DOUKAS' RIGHT TO RECISSION
Florida's securities law requires a three-day right of recession for securities purchasers. Doukas argued that he was not properly notified of this right. The Sixth Circuit disagreed with Doukas and affirmed the bankruptcy court's ruling that the private placement memorandum at issue in this case satisfied Florida law with respect to notifying stock purchasers of their right to rescind their purchase.
Doukas' final argument was that, even if the transaction at issue was lawful, the bankruptcy court erred by ruling that his attempted recession of the stock purchase was not timely. Florida law gives purchasers of stock three days to rescind. Doukas received the private placement memorandum on September 7, 2009, and paid for the stock on September 23, 2009. Therefore, Doukas' right of recession lapsed on September 26, 2009, well before his attempted recession in February 2010.

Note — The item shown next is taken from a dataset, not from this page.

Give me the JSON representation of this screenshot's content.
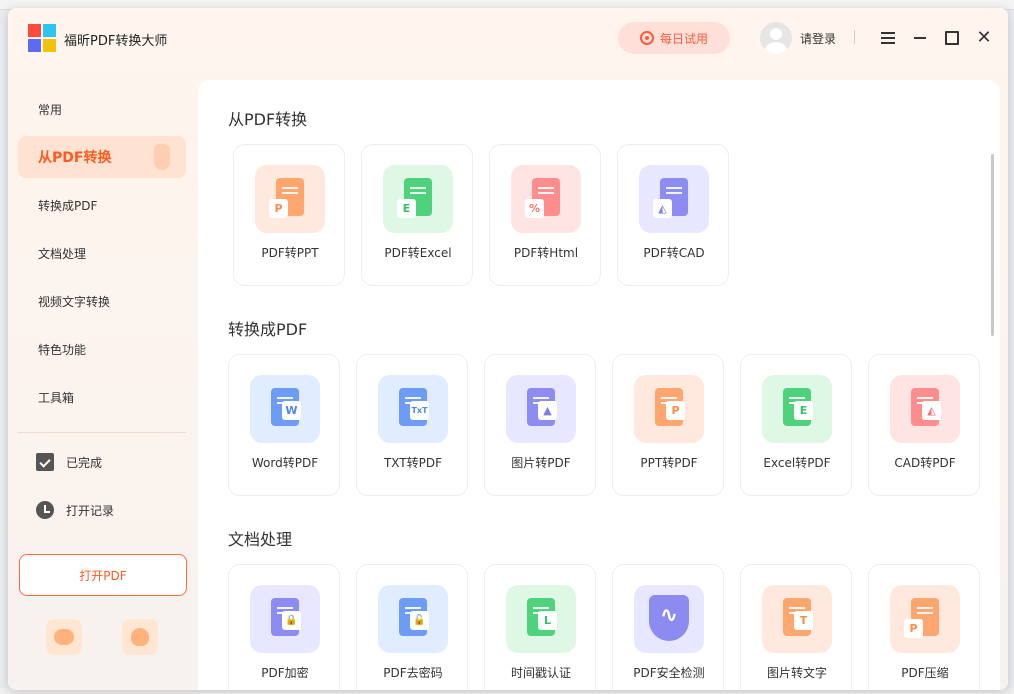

A number of lessons can be drawn from this case beyond "don't do business with friends." An important one is that, if you do choose to do business with friends, it's important to carefully and thoroughly negotiate and document the terms of your deal. If you don't, and things go south, there's a good chance that a court - bankruptcy or otherwise - will be sorting things out for you. In addition, this case is a good example of the need for skilled bankruptcy counsel. Seemingly routine actions, such as filing a proof of claim, can have big implications on substantive rights as well as jurisdictional issues. Every action a creditor takes in a bankruptcy proceeding must be thoughtful and purposeful.